--- Input material ---
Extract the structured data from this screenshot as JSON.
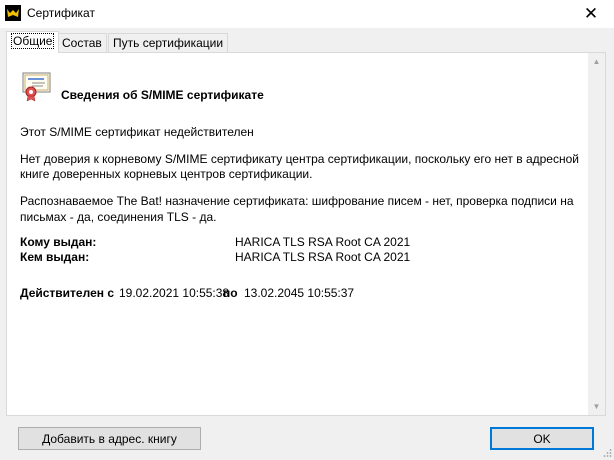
{
  "window": {
    "title": "Сертификат",
    "close_symbol": "✕"
  },
  "tabs": [
    {
      "label": "Общие",
      "active": true
    },
    {
      "label": "Состав",
      "active": false
    },
    {
      "label": "Путь сертификации",
      "active": false
    }
  ],
  "general": {
    "heading": "Сведения об S/MIME сертификате",
    "status": "Этот S/MIME сертификат недействителен",
    "trust_line1": "Нет доверия к корневому S/MIME сертификату центра сертификации, поскольку его нет в адресной",
    "trust_line2": "книге доверенных корневых центров сертификации.",
    "purpose_line1": "Распознаваемое The Bat! назначение сертификата: шифрование писем - нет, проверка подписи на",
    "purpose_line2": "письмах - да, соединения TLS - да.",
    "issued_to_label": "Кому выдан:",
    "issued_to": "HARICA TLS RSA Root CA 2021",
    "issued_by_label": "Кем выдан:",
    "issued_by": "HARICA TLS RSA Root CA 2021",
    "valid_from_label": "Действителен с",
    "valid_from": "19.02.2021 10:55:38",
    "valid_to_label": "по",
    "valid_to": "13.02.2045 10:55:37"
  },
  "buttons": {
    "add_to_addressbook": "Добавить в адрес. книгу",
    "ok": "OK"
  },
  "icons": {
    "app": "the-bat-icon",
    "cert": "certificate-icon"
  }
}
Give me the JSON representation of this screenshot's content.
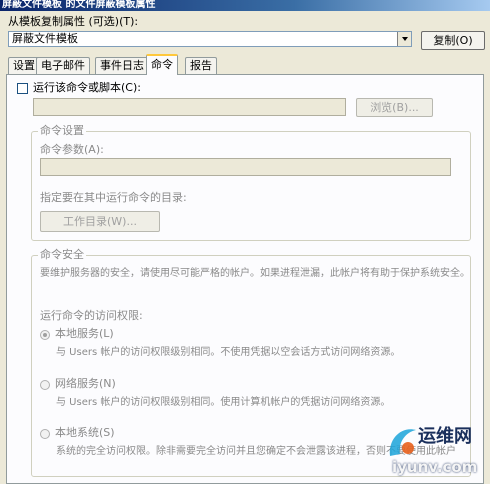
{
  "window": {
    "title": "屏蔽文件模板 的文件屏蔽模板属性"
  },
  "copy_from": {
    "label": "从模板复制属性 (可选)(T):",
    "selected": "屏蔽文件模板",
    "copy_button": "复制(O)"
  },
  "tabs": [
    {
      "label": "设置"
    },
    {
      "label": "电子邮件"
    },
    {
      "label": "事件日志"
    },
    {
      "label": "命令"
    },
    {
      "label": "报告"
    }
  ],
  "command_tab": {
    "run_checkbox_label": "运行该命令或脚本(C):",
    "script_path_value": "",
    "browse_button": "浏览(B)...",
    "settings_group": {
      "legend": "命令设置",
      "args_label": "命令参数(A):",
      "args_value": "",
      "workdir_label": "指定要在其中运行命令的目录:",
      "workdir_button": "工作目录(W)..."
    },
    "security_group": {
      "legend": "命令安全",
      "description": "要维护服务器的安全，请使用尽可能严格的帐户。如果进程泄漏，此帐户将有助于保护系统安全。",
      "access_label": "运行命令的访问权限:",
      "options": [
        {
          "label": "本地服务(L)",
          "desc": "与 Users 帐户的访问权限级别相同。不使用凭据以空会话方式访问网络资源。",
          "selected": true
        },
        {
          "label": "网络服务(N)",
          "desc": "与 Users 帐户的访问权限级别相同。使用计算机帐户的凭据访问网络资源。",
          "selected": false
        },
        {
          "label": "本地系统(S)",
          "desc": "系统的完全访问权限。除非需要完全访问并且您确定不会泄露该进程，否则不要使用此帐户。",
          "selected": false
        }
      ]
    }
  },
  "watermark": {
    "text": "运维网",
    "url": "iyunv.com"
  }
}
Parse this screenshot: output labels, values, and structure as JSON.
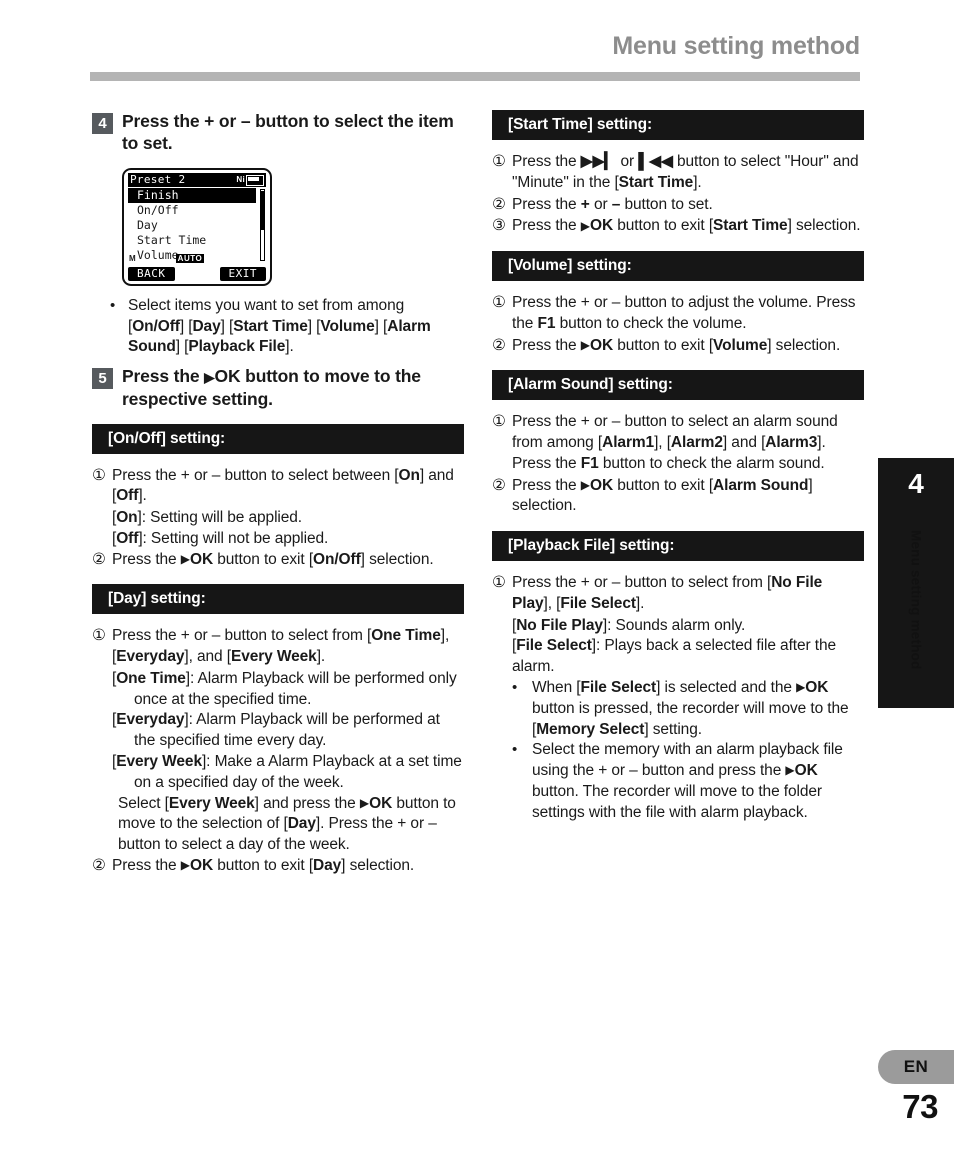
{
  "header": {
    "title": "Menu setting method"
  },
  "steps": {
    "step4": {
      "number": "4",
      "text": "Press the + or – button to select the item to set."
    },
    "step5": {
      "number": "5",
      "text_before": "Press the ",
      "ok": "OK",
      "text_after": " button to move to the respective setting."
    }
  },
  "lcd": {
    "title": "Preset 2",
    "battery_label": "Ni",
    "battery_icon": "battery-icon",
    "items": [
      {
        "label": "Finish",
        "selected": true
      },
      {
        "label": "On/Off",
        "selected": false
      },
      {
        "label": "Day",
        "selected": false
      },
      {
        "label": "Start Time",
        "selected": false
      },
      {
        "label": "Volume",
        "selected": false
      }
    ],
    "mic_indicator": "M",
    "auto_indicator": "AUTO",
    "softkey_left": "BACK",
    "softkey_right": "EXIT"
  },
  "note_step4": {
    "bullet": "•",
    "line1": "Select items you want to set from",
    "line2_pre": "among [",
    "items": [
      "On/Off",
      "Day",
      "Start Time",
      "Volume",
      "Alarm Sound",
      "Playback File"
    ]
  },
  "sections": {
    "onoff": {
      "heading_item": "On/Off",
      "heading_suffix": "] setting:",
      "heading_prefix": "[",
      "items": [
        {
          "num": "①",
          "text": "Press the + or – button to select between [On] and [Off]."
        },
        {
          "num": "②",
          "text": "Press the ▶OK button to exit [On/Off] selection."
        }
      ],
      "sub1": "[On]: Setting will be applied.",
      "sub2": "[Off]: Setting will not be applied."
    },
    "day": {
      "heading_item": "Day",
      "items": [
        {
          "num": "①",
          "text": "Press the + or – button to select from [One Time], [Everyday], and [Every Week]."
        },
        {
          "num": "②",
          "text": "Press the ▶OK button to exit [Day] selection."
        }
      ],
      "desc_one_time": "[One Time]: Alarm Playback will be performed only once at the specified time.",
      "desc_everyday": "[Everyday]: Alarm Playback will be performed at the specified time every day.",
      "desc_every_week": "[Every Week]: Make a Alarm Playback at a set time on a specified day of the week.",
      "desc_select": "Select [Every Week] and press the ▶OK button to move to the selection of [Day]. Press the + or – button to select a day of the week."
    },
    "start_time": {
      "heading_item": "Start Time",
      "items": [
        {
          "num": "①",
          "text": "Press the ▶▶I or I◀◀ button to select \"Hour\" and \"Minute\" in the [Start Time]."
        },
        {
          "num": "②",
          "text": "Press the + or – button to set."
        },
        {
          "num": "③",
          "text": "Press the ▶OK button to exit [Start Time] selection."
        }
      ]
    },
    "volume": {
      "heading_item": "Volume",
      "items": [
        {
          "num": "①",
          "text": "Press the + or – button to adjust the volume. Press the F1 button to check the volume."
        },
        {
          "num": "②",
          "text": "Press the ▶OK button to exit [Volume] selection."
        }
      ]
    },
    "alarm_sound": {
      "heading_item": "Alarm Sound",
      "items": [
        {
          "num": "①",
          "text": "Press the + or – button to select an alarm sound from among [Alarm1], [Alarm2] and [Alarm3]. Press the F1 button to check the alarm sound."
        },
        {
          "num": "②",
          "text": "Press the ▶OK button to exit [Alarm Sound] selection."
        }
      ]
    },
    "playback_file": {
      "heading_item": "Playback File",
      "items": [
        {
          "num": "①",
          "text": "Press the + or – button to select from [No File Play], [File Select]."
        }
      ],
      "sub_no_file": "[No File Play]: Sounds alarm only.",
      "sub_file_select": "[File Select]: Plays back a selected file after the alarm.",
      "bullet1": "When [File Select] is selected and the ▶OK button is pressed, the recorder will move to the [Memory Select] setting.",
      "bullet2": "Select the memory with an alarm playback file using the + or – button and press the ▶OK button. The recorder will move to the folder settings with the file with alarm playback."
    }
  },
  "side_tab": {
    "chapter": "4",
    "label": "Menu setting method"
  },
  "footer": {
    "language": "EN",
    "page_number": "73"
  },
  "colors": {
    "header_gray": "#8d8d8d",
    "rule_gray": "#b4b4b4",
    "section_black": "#161616",
    "badge_gray": "#565a5e",
    "pill_gray": "#9b9b9b"
  }
}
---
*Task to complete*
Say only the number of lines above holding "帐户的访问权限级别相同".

*Solution*
2